Information given
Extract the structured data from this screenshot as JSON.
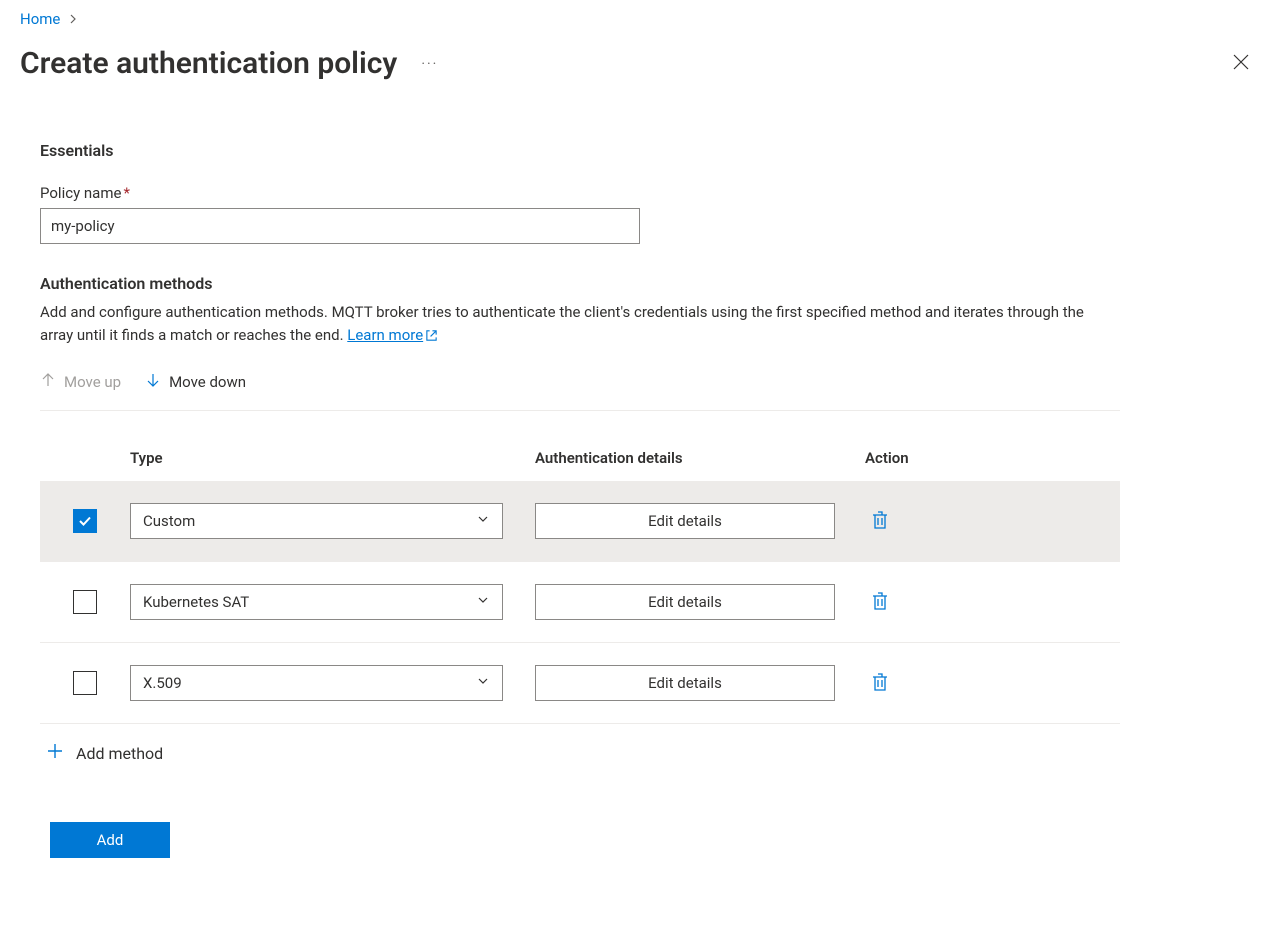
{
  "breadcrumb": {
    "home": "Home"
  },
  "page": {
    "title": "Create authentication policy"
  },
  "essentials": {
    "title": "Essentials",
    "policy_name_label": "Policy name",
    "policy_name_value": "my-policy"
  },
  "auth_methods": {
    "title": "Authentication methods",
    "description": "Add and configure authentication methods. MQTT broker tries to authenticate the client's credentials using the first specified method and iterates through the array until it finds a match or reaches the end. ",
    "learn_more": "Learn more"
  },
  "toolbar": {
    "move_up": "Move up",
    "move_down": "Move down"
  },
  "table": {
    "headers": {
      "type": "Type",
      "details": "Authentication details",
      "action": "Action"
    },
    "rows": [
      {
        "type": "Custom",
        "edit": "Edit details",
        "selected": true
      },
      {
        "type": "Kubernetes SAT",
        "edit": "Edit details",
        "selected": false
      },
      {
        "type": "X.509",
        "edit": "Edit details",
        "selected": false
      }
    ],
    "add_method": "Add method"
  },
  "footer": {
    "add": "Add"
  }
}
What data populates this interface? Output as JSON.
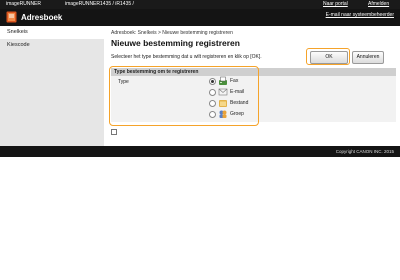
{
  "topbar": {
    "brand": "imageRUNNER",
    "model": "imageRUNNER1435 / iR1435 /",
    "links": [
      "Naar portal",
      "Afmelden"
    ]
  },
  "header": {
    "title": "Adresboek",
    "mail_link": "E-mail naar systeembeheerder"
  },
  "sidebar": {
    "items": [
      {
        "label": "Snelkeis",
        "active": true
      },
      {
        "label": "Kiescode",
        "active": false
      }
    ]
  },
  "main": {
    "breadcrumb": "Adresboek: Snelkeis > Nieuwe bestemming registreren",
    "title": "Nieuwe bestemming registreren",
    "instruction": "Selecteer het type bestemming dat u wilt registreren en klik op [OK].",
    "ok_label": "OK",
    "cancel_label": "Annuleren",
    "section_title": "Type bestemming om te registreren",
    "type_label": "Type",
    "options": [
      {
        "label": "Fax",
        "icon": "fax-icon",
        "selected": true
      },
      {
        "label": "E-mail",
        "icon": "email-icon",
        "selected": false
      },
      {
        "label": "Bestand",
        "icon": "file-icon",
        "selected": false
      },
      {
        "label": "Groep",
        "icon": "group-icon",
        "selected": false
      }
    ]
  },
  "footer": {
    "copyright": "Copyright CANON INC. 2015"
  },
  "colors": {
    "highlight": "#f5a32a",
    "header_bg": "#141414",
    "sidebar_bg": "#e6e6e6"
  }
}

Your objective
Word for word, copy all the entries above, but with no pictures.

Response to the task
Extract the structured data from this screenshot as JSON.
{
  "breadcrumb": {
    "home": "Home"
  },
  "page": {
    "title": "Create authentication policy"
  },
  "essentials": {
    "title": "Essentials",
    "policy_name_label": "Policy name",
    "policy_name_value": "my-policy"
  },
  "auth_methods": {
    "title": "Authentication methods",
    "description": "Add and configure authentication methods. MQTT broker tries to authenticate the client's credentials using the first specified method and iterates through the array until it finds a match or reaches the end. ",
    "learn_more": "Learn more"
  },
  "toolbar": {
    "move_up": "Move up",
    "move_down": "Move down"
  },
  "table": {
    "headers": {
      "type": "Type",
      "details": "Authentication details",
      "action": "Action"
    },
    "rows": [
      {
        "type": "Custom",
        "edit": "Edit details",
        "selected": true
      },
      {
        "type": "Kubernetes SAT",
        "edit": "Edit details",
        "selected": false
      },
      {
        "type": "X.509",
        "edit": "Edit details",
        "selected": false
      }
    ],
    "add_method": "Add method"
  },
  "footer": {
    "add": "Add"
  }
}
What data populates this interface? Output as JSON.
{
  "topbar": {
    "brand": "imageRUNNER",
    "model": "imageRUNNER1435 / iR1435 /",
    "links": [
      "Naar portal",
      "Afmelden"
    ]
  },
  "header": {
    "title": "Adresboek",
    "mail_link": "E-mail naar systeembeheerder"
  },
  "sidebar": {
    "items": [
      {
        "label": "Snelkeis",
        "active": true
      },
      {
        "label": "Kiescode",
        "active": false
      }
    ]
  },
  "main": {
    "breadcrumb": "Adresboek: Snelkeis > Nieuwe bestemming registreren",
    "title": "Nieuwe bestemming registreren",
    "instruction": "Selecteer het type bestemming dat u wilt registreren en klik op [OK].",
    "ok_label": "OK",
    "cancel_label": "Annuleren",
    "section_title": "Type bestemming om te registreren",
    "type_label": "Type",
    "options": [
      {
        "label": "Fax",
        "icon": "fax-icon",
        "selected": true
      },
      {
        "label": "E-mail",
        "icon": "email-icon",
        "selected": false
      },
      {
        "label": "Bestand",
        "icon": "file-icon",
        "selected": false
      },
      {
        "label": "Groep",
        "icon": "group-icon",
        "selected": false
      }
    ]
  },
  "footer": {
    "copyright": "Copyright CANON INC. 2015"
  },
  "colors": {
    "highlight": "#f5a32a",
    "header_bg": "#141414",
    "sidebar_bg": "#e6e6e6"
  }
}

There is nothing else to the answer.